Search the entries for the word "likes" and report each line that has it.

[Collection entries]
◇ ◇ ◇ ◇ ◇ ◇ ◇
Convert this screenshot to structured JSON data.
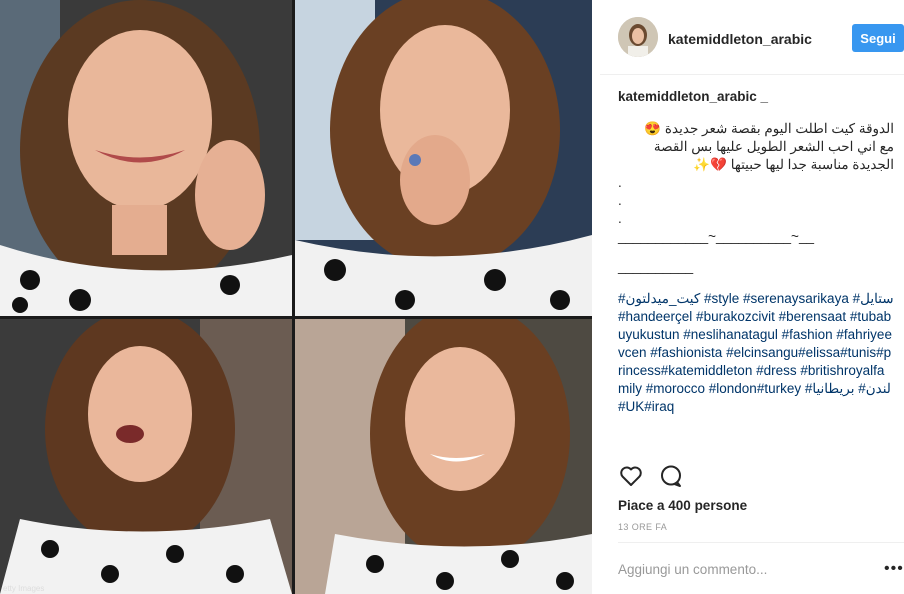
{
  "photo": {
    "credit": "etty Images"
  },
  "header": {
    "username": "katemiddleton_arabic",
    "follow_label": "Segui"
  },
  "caption": {
    "username": "katemiddleton_arabic _",
    "line1": "الدوقة كيت اطلت اليوم بقصة شعر جديدة 😍",
    "line2": "مع اني احب الشعر الطويل عليها بس القصة",
    "line3": "الجديدة مناسبة جدا ليها حبيتها 💔✨",
    "dot1": ".",
    "dot2": ".",
    "dot3": ".",
    "separator1": "____________~__________~__",
    "separator2": "__________",
    "hashtags": "#كيت_ميدلتون #style #serenaysarikaya #ستايل #handeerçel #burakozcivit #berensaat #tubabuyukustun #neslihanatagul #fashion #fahriyeevcen #fashionista #elcinsangu#elissa#tunis#princess#katemiddleton #dress #britishroyalfamily #morocco #london#turkey #لندن# بريطانيا #UK#iraq"
  },
  "actions": {
    "like_icon": "heart-outline-icon",
    "comment_icon": "speech-bubble-icon"
  },
  "likes": "Piace a 400 persone",
  "timestamp": "13 ORE FA",
  "comment_placeholder": "Aggiungi un commento...",
  "more_label": "•••",
  "colors": {
    "accent": "#3897f0",
    "link": "#003569",
    "muted": "#999999",
    "text": "#262626"
  }
}
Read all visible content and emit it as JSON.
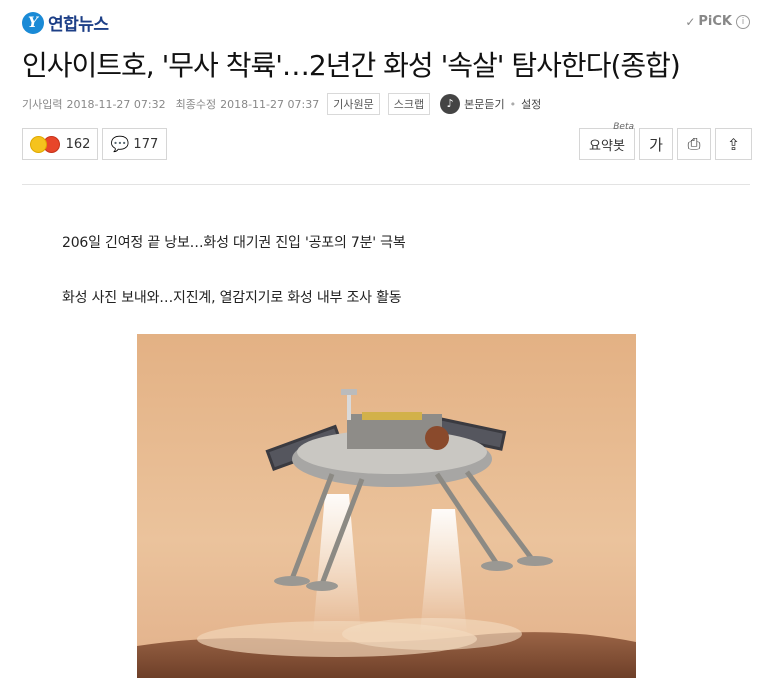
{
  "header": {
    "logo_mark": "Y",
    "logo_text": "연합뉴스",
    "pick_check": "✓",
    "pick_label": "PiCK",
    "pick_info": "i"
  },
  "article": {
    "title": "인사이트호, '무사 착륙'…2년간 화성 '속살' 탐사한다(종합)",
    "input_label": "기사입력",
    "input_time": "2018-11-27 07:32",
    "modified_label": "최종수정",
    "modified_time": "2018-11-27 07:37",
    "source_button": "기사원문",
    "scrap_button": "스크랩",
    "listen_icon": "♪",
    "listen_label": "본문듣기",
    "listen_dot": "•",
    "settings_label": "설정",
    "subheads": [
      "206일 긴여정 끝 낭보…화성 대기권 진입 '공포의 7분' 극복",
      "화성 사진 보내와…지진계, 열감지기로 화성 내부 조사 활동"
    ]
  },
  "actions": {
    "reaction_count": "162",
    "comment_icon": "💬",
    "comment_count": "177",
    "summary_label": "요약봇",
    "summary_beta": "Beta",
    "font_button": "가",
    "print_icon": "⎙",
    "share_icon": "⇪"
  },
  "colors": {
    "brand_blue": "#1a8ad6",
    "logo_text": "#1d3f87",
    "sky": "#e6b98a",
    "ground": "#7a4a30"
  },
  "image": {
    "subject": "lander-descending-over-mars-illustration"
  }
}
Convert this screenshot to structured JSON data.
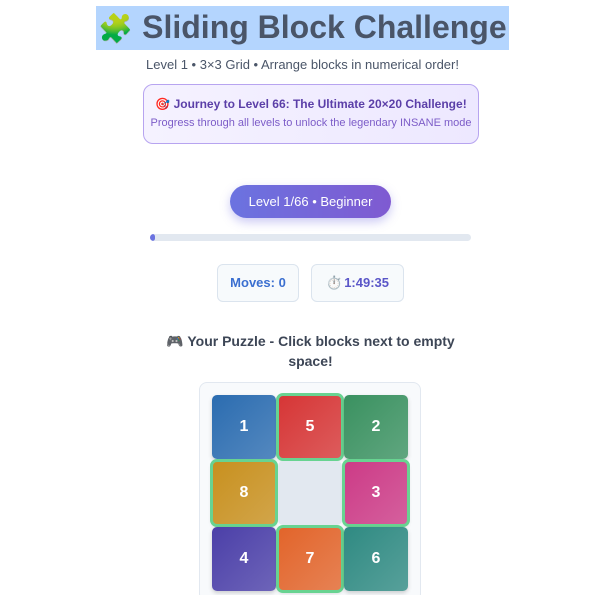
{
  "header": {
    "title_emoji": "🧩",
    "title": "Sliding Block Challenge",
    "subtitle": "Level 1 • 3×3 Grid • Arrange blocks in numerical order!"
  },
  "banner": {
    "title": "🎯 Journey to Level 66: The Ultimate 20×20 Challenge!",
    "subtitle": "Progress through all levels to unlock the legendary INSANE mode"
  },
  "level": {
    "label": "Level 1/66 • Beginner",
    "progress_percent": 1.5
  },
  "stats": {
    "moves_label": "Moves: 0",
    "timer_icon": "⏱️",
    "timer": "1:49:35"
  },
  "puzzle": {
    "heading": "🎮 Your Puzzle - Click blocks next to empty space!",
    "tiles": [
      {
        "label": "1",
        "color": "#2b6cb0",
        "movable": false
      },
      {
        "label": "5",
        "color": "#d63535",
        "movable": true
      },
      {
        "label": "2",
        "color": "#3a9160",
        "movable": false
      },
      {
        "label": "8",
        "color": "#c8901e",
        "movable": true
      },
      {
        "label": "",
        "color": "#e2e8f0",
        "movable": false,
        "empty": true
      },
      {
        "label": "3",
        "color": "#cc3a86",
        "movable": true
      },
      {
        "label": "4",
        "color": "#4b3fa8",
        "movable": false
      },
      {
        "label": "7",
        "color": "#e2642a",
        "movable": true
      },
      {
        "label": "6",
        "color": "#2f8a82",
        "movable": false
      }
    ]
  }
}
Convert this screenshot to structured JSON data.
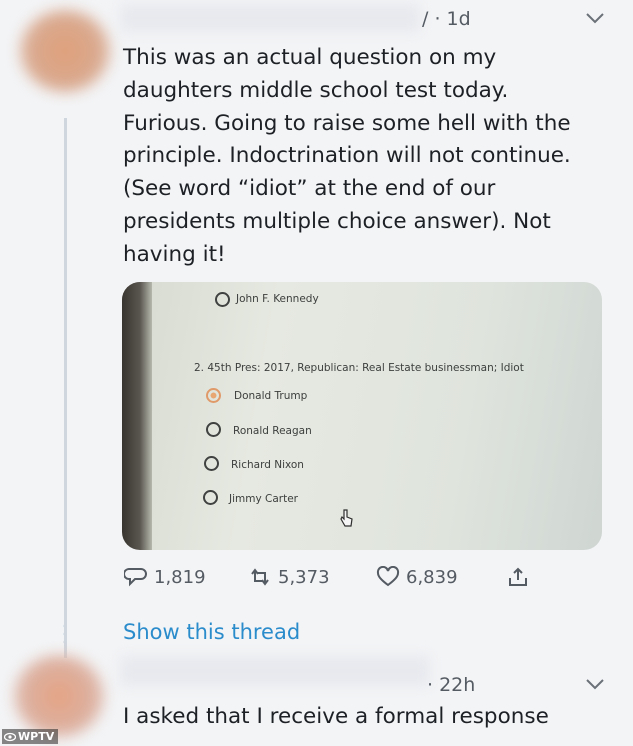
{
  "tweet1": {
    "time": "/ · 1d",
    "text_lines": [
      "This was an actual question on my",
      "daughters middle school test today.",
      "Furious. Going to raise some hell with the",
      "principle. Indoctrination will not continue.",
      "(See word “idiot” at the end of our",
      "presidents multiple choice answer). Not",
      "having it!"
    ],
    "media": {
      "prev_option": "John F. Kennedy",
      "question": "2. 45th Pres: 2017, Republican: Real Estate businessman; Idiot",
      "options": [
        {
          "label": "Donald Trump",
          "selected": true
        },
        {
          "label": "Ronald Reagan",
          "selected": false
        },
        {
          "label": "Richard Nixon",
          "selected": false
        },
        {
          "label": "Jimmy Carter",
          "selected": false
        }
      ]
    },
    "actions": {
      "replies": "1,819",
      "retweets": "5,373",
      "likes": "6,839"
    },
    "show_thread": "Show this thread"
  },
  "tweet2": {
    "time": "· 22h",
    "text": "I asked that I receive a formal response"
  },
  "watermark": "WPTV",
  "colors": {
    "link": "#2b8ccc",
    "selected_radio": "#e8a673",
    "icon_gray": "#555b63"
  }
}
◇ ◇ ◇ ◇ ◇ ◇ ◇
Problem solution:
  "likes": "Piace a 400 persone",
      "likes": "6,839"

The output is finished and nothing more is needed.